◆ **EXERCISE AIM**: Collect each line of the entries that holds the string "content".

◆ **INPUT**:
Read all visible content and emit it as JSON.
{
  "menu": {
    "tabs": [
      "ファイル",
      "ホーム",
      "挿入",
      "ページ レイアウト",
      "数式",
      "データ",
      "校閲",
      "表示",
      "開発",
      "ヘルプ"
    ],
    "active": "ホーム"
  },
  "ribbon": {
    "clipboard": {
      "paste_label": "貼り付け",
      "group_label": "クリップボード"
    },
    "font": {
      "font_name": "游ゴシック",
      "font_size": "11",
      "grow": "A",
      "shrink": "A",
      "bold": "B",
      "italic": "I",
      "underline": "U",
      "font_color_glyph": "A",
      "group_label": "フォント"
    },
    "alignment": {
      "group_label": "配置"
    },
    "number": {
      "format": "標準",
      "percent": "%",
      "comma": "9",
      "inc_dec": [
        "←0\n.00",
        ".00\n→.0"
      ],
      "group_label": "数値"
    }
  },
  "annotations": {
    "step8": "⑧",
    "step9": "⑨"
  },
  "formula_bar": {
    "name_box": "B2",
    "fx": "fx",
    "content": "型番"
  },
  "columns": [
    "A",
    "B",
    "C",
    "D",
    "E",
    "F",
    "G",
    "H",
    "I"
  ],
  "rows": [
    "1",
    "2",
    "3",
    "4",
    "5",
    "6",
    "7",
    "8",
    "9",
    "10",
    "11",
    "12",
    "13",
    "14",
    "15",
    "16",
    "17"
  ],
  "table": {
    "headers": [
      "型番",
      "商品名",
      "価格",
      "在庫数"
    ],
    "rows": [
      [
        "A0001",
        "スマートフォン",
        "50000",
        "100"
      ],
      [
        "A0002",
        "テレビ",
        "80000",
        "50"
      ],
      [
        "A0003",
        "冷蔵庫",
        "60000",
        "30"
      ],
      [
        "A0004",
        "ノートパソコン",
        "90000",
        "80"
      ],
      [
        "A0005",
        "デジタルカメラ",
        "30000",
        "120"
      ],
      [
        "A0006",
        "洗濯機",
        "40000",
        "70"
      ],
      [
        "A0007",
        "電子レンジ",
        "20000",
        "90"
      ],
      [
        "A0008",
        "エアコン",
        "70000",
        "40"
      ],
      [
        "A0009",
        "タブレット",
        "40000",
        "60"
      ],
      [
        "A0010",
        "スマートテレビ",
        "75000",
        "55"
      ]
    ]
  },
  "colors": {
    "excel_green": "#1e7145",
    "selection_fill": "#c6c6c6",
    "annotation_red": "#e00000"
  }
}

◆ **FINAL ANSWER**:
Read all visible content and emit it as JSON.
    "content": "型番"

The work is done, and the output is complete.